What to produce
The word "heading" marks the lines to keep; find each one in the data and copy it.

Records to process
------------------------------------------------

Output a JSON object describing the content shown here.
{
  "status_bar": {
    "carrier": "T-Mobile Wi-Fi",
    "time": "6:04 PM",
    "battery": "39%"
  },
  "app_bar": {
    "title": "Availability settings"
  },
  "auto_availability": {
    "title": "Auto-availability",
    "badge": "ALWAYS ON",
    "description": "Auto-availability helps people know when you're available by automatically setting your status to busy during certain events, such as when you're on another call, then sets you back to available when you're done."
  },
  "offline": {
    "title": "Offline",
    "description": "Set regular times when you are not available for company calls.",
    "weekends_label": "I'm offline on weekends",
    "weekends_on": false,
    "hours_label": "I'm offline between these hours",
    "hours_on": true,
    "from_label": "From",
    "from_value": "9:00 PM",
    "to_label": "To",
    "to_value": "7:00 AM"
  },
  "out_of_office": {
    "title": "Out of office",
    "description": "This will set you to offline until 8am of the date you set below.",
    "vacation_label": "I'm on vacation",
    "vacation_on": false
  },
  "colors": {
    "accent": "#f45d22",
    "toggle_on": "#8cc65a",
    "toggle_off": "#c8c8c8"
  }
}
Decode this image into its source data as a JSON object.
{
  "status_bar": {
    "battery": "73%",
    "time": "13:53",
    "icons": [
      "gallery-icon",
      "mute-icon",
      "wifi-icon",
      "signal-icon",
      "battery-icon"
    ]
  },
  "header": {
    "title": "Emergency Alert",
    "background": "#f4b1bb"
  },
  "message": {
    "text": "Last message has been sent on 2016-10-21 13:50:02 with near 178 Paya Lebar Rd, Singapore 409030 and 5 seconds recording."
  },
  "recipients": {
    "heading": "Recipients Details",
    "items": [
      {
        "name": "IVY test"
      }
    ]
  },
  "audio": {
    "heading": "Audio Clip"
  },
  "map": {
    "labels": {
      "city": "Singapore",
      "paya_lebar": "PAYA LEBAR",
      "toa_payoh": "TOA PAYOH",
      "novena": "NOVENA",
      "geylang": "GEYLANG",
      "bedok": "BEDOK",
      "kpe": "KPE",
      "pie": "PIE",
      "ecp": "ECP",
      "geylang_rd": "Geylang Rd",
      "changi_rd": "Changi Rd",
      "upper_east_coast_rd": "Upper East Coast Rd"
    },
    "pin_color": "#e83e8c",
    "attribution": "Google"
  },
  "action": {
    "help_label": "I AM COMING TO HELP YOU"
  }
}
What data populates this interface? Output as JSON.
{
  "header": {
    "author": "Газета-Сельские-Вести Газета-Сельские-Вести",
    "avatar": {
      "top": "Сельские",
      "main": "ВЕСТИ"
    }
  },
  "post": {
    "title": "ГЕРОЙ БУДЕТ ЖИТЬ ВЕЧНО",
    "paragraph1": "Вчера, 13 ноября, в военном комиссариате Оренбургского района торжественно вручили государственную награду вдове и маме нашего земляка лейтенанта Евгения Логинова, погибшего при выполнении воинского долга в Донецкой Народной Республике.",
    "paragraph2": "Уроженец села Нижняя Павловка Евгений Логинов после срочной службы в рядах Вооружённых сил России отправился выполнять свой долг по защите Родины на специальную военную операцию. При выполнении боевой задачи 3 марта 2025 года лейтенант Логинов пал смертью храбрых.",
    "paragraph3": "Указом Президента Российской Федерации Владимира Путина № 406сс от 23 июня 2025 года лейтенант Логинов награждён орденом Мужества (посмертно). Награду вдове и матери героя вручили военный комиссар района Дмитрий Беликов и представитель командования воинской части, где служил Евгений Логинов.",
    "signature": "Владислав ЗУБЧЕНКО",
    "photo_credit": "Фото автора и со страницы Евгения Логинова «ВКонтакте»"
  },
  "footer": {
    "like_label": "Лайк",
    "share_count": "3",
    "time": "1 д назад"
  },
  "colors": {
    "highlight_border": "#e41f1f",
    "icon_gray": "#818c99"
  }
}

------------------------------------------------

Task solution
    "heading": "Recipients Details",
    "heading": "Audio Clip"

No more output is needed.